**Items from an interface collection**
┌──
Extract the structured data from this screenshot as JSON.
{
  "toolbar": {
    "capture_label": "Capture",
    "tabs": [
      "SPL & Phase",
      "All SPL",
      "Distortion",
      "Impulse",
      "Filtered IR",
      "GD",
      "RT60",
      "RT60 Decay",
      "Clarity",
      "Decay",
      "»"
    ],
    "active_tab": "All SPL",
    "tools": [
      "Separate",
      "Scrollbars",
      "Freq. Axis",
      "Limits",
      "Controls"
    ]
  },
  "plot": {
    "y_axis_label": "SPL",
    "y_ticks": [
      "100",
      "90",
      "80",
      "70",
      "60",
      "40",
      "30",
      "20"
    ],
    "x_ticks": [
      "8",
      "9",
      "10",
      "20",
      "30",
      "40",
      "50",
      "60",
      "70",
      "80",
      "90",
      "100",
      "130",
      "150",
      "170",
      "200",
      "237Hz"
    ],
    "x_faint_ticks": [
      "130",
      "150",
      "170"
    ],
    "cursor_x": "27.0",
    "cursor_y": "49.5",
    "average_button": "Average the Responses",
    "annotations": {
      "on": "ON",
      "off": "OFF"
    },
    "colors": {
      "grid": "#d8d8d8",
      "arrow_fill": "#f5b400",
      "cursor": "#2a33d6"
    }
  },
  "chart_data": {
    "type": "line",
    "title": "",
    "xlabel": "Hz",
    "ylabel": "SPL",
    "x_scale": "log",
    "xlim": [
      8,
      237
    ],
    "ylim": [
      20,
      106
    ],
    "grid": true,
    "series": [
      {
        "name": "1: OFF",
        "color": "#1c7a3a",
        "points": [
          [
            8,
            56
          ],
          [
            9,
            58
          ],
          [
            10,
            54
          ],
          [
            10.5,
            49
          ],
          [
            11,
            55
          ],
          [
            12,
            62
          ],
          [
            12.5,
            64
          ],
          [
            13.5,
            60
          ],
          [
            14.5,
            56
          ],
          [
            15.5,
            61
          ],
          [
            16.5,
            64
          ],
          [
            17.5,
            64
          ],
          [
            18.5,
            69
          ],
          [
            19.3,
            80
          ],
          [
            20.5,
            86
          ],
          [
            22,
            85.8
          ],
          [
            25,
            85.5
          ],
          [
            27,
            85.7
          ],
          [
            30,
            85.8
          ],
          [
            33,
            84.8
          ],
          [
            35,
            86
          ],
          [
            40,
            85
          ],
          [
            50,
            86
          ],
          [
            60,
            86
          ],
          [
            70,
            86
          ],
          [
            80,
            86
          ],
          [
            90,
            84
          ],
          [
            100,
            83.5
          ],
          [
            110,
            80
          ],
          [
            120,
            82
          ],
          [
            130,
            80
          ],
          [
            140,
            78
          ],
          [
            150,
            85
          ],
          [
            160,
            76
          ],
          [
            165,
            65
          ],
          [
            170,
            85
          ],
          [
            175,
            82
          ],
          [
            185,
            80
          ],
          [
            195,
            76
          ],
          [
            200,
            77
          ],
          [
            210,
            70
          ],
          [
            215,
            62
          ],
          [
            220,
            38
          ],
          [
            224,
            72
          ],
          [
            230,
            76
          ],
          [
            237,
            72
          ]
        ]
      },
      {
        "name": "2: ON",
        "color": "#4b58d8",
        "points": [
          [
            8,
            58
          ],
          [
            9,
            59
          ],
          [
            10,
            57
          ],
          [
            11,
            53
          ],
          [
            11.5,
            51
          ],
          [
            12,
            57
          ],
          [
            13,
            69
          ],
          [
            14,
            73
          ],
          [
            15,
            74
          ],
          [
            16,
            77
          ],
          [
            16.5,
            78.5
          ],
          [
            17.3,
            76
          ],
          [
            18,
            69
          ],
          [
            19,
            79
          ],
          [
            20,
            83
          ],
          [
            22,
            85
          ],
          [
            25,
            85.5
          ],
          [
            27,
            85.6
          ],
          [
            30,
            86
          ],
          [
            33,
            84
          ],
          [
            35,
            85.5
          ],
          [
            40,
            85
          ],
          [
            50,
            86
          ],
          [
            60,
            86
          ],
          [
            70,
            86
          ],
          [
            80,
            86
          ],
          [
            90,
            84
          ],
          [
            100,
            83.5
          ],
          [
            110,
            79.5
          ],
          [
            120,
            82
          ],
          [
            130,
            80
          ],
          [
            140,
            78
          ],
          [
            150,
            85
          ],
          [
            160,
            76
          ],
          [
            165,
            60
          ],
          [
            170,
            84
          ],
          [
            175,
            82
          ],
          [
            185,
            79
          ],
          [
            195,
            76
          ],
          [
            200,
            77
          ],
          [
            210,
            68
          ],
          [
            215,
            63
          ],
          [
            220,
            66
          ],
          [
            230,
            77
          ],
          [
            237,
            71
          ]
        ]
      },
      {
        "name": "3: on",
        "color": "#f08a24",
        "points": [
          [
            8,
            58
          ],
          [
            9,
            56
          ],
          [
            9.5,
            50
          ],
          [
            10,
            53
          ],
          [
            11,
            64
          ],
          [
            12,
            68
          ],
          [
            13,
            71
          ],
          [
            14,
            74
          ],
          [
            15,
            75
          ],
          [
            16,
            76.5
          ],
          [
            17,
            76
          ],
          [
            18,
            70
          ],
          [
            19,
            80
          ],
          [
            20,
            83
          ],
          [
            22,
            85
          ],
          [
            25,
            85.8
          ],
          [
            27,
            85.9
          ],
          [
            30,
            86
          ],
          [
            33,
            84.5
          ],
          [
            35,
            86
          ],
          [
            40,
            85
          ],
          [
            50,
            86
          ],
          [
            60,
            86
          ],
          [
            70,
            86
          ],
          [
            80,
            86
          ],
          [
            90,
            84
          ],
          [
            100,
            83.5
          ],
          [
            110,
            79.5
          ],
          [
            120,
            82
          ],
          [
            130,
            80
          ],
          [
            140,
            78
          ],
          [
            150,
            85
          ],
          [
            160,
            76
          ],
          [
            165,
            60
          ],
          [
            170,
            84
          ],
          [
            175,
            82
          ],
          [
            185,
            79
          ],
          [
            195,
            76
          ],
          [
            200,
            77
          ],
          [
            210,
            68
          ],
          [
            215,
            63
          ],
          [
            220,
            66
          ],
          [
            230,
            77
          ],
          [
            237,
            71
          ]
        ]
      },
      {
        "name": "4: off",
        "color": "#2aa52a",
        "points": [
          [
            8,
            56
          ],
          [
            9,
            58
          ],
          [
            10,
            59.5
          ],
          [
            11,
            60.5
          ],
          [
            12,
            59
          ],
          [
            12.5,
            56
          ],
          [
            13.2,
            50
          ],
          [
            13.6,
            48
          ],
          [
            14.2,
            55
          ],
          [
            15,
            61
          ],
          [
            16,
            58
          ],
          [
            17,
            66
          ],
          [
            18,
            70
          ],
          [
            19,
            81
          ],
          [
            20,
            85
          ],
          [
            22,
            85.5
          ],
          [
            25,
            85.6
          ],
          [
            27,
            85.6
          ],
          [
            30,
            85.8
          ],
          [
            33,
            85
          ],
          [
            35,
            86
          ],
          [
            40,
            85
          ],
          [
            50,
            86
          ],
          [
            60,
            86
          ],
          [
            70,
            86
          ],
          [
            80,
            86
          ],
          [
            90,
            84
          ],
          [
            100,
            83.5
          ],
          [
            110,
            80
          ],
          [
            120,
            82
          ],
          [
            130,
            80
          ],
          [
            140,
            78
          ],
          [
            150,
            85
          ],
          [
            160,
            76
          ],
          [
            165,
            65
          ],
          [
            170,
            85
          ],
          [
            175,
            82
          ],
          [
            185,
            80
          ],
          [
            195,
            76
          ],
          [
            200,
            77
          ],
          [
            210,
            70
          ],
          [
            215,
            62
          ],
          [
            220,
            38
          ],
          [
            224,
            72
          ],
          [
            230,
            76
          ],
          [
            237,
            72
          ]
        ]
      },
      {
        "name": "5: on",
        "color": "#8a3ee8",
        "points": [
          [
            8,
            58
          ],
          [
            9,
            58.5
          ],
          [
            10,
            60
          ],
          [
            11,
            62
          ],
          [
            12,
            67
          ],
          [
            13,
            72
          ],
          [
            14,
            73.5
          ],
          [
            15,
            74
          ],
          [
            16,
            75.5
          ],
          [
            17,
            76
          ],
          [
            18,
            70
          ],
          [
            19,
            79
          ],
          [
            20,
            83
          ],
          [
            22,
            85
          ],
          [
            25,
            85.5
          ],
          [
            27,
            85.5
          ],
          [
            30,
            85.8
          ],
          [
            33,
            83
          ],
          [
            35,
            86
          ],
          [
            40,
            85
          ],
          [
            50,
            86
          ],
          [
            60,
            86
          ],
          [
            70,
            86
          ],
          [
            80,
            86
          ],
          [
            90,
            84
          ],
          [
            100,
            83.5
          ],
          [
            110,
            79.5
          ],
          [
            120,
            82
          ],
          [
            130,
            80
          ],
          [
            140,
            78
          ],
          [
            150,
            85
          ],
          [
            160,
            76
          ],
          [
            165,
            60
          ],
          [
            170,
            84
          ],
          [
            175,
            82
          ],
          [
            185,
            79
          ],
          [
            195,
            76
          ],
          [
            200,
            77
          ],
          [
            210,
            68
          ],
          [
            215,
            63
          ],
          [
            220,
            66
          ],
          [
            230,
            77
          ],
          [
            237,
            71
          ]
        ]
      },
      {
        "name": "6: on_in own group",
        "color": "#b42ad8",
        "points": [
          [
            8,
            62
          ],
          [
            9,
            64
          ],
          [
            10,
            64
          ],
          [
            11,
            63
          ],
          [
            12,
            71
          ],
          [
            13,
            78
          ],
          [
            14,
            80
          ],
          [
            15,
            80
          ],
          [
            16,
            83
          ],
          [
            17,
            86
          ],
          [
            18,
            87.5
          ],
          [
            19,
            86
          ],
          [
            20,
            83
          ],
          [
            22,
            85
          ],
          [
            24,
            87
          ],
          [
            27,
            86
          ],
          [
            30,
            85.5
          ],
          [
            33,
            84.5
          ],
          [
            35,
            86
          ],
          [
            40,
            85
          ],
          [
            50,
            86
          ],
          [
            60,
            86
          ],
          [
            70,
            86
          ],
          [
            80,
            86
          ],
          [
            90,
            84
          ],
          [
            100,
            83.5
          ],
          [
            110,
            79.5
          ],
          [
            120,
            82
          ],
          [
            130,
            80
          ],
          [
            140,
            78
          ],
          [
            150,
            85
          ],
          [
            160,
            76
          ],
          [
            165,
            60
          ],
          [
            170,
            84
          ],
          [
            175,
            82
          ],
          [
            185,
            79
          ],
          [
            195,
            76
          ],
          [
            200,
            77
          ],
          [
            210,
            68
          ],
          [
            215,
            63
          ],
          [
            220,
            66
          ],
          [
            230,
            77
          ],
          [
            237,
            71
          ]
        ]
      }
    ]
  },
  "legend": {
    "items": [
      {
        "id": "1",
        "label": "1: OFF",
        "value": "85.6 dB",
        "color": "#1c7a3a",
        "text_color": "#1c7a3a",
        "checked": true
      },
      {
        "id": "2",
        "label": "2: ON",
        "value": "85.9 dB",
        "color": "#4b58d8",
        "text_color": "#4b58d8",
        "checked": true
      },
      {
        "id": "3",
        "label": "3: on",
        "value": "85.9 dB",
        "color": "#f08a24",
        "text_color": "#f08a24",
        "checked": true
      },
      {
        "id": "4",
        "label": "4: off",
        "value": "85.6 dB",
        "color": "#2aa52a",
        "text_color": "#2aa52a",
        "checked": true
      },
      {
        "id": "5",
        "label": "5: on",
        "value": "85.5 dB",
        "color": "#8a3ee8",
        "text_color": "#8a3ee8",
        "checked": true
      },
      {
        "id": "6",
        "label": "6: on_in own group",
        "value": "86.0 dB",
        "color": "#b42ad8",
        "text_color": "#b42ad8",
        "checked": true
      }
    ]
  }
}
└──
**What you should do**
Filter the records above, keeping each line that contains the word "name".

**Result of this exercise**
        "name": "1: OFF",
        "name": "2: ON",
        "name": "3: on",
        "name": "4: off",
        "name": "5: on",
        "name": "6: on_in own group",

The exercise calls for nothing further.